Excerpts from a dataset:
☆ ☆ ☆ ☆

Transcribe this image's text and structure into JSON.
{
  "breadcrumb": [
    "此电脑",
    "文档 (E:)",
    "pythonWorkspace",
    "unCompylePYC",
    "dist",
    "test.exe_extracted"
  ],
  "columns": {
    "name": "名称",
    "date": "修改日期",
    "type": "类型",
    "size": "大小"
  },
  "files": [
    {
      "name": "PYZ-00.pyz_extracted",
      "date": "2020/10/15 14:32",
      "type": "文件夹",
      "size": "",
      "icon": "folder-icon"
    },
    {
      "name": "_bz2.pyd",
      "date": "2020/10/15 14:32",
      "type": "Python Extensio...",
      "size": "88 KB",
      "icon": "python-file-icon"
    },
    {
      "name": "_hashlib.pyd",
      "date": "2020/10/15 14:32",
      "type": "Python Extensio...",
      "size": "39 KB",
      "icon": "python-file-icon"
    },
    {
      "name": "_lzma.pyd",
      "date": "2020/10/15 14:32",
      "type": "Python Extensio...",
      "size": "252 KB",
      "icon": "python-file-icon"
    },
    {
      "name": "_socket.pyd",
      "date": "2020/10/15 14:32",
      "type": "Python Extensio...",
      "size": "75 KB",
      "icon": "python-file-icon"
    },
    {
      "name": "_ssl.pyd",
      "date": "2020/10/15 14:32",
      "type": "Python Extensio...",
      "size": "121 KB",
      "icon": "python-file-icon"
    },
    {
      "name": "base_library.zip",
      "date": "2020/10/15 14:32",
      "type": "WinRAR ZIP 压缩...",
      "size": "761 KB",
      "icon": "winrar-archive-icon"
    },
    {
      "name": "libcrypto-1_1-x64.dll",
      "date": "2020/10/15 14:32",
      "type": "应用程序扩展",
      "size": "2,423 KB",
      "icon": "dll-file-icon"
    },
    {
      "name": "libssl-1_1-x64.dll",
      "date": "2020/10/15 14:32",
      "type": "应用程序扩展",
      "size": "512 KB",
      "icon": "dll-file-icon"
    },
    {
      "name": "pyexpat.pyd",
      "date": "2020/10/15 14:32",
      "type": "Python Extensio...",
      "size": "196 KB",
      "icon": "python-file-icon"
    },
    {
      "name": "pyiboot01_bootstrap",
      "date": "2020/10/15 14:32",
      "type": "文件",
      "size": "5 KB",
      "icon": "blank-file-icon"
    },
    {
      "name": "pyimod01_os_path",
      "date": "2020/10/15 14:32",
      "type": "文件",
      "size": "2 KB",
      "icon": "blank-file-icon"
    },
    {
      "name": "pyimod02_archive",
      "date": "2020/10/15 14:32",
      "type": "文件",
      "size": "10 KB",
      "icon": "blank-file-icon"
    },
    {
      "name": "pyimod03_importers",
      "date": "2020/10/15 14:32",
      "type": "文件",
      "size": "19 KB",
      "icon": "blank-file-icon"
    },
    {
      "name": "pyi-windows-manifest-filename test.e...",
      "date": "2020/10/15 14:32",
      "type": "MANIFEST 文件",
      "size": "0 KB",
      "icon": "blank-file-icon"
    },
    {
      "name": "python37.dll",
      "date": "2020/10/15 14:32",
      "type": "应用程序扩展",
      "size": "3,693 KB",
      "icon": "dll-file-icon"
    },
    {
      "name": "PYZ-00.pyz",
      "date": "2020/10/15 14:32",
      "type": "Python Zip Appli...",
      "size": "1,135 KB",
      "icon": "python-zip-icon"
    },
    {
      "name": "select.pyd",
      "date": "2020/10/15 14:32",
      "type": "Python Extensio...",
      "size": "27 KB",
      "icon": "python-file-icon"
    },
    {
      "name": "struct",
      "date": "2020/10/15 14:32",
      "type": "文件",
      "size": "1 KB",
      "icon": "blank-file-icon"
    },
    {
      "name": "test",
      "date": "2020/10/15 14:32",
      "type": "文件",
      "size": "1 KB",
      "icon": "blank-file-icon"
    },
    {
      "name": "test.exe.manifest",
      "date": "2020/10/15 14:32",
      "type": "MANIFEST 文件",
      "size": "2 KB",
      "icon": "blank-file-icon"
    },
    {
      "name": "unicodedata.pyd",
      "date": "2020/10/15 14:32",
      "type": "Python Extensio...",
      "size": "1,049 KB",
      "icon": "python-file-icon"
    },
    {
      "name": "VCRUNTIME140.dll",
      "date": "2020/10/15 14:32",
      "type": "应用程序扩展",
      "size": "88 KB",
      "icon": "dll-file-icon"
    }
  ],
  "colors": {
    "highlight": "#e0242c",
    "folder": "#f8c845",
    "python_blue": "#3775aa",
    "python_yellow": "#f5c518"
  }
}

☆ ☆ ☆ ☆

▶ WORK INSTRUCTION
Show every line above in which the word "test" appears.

▶ COMPLETED TASK
    "test.exe_extracted"
      "name": "pyi-windows-manifest-filename test.e...",
      "name": "test",
      "name": "test.exe.manifest",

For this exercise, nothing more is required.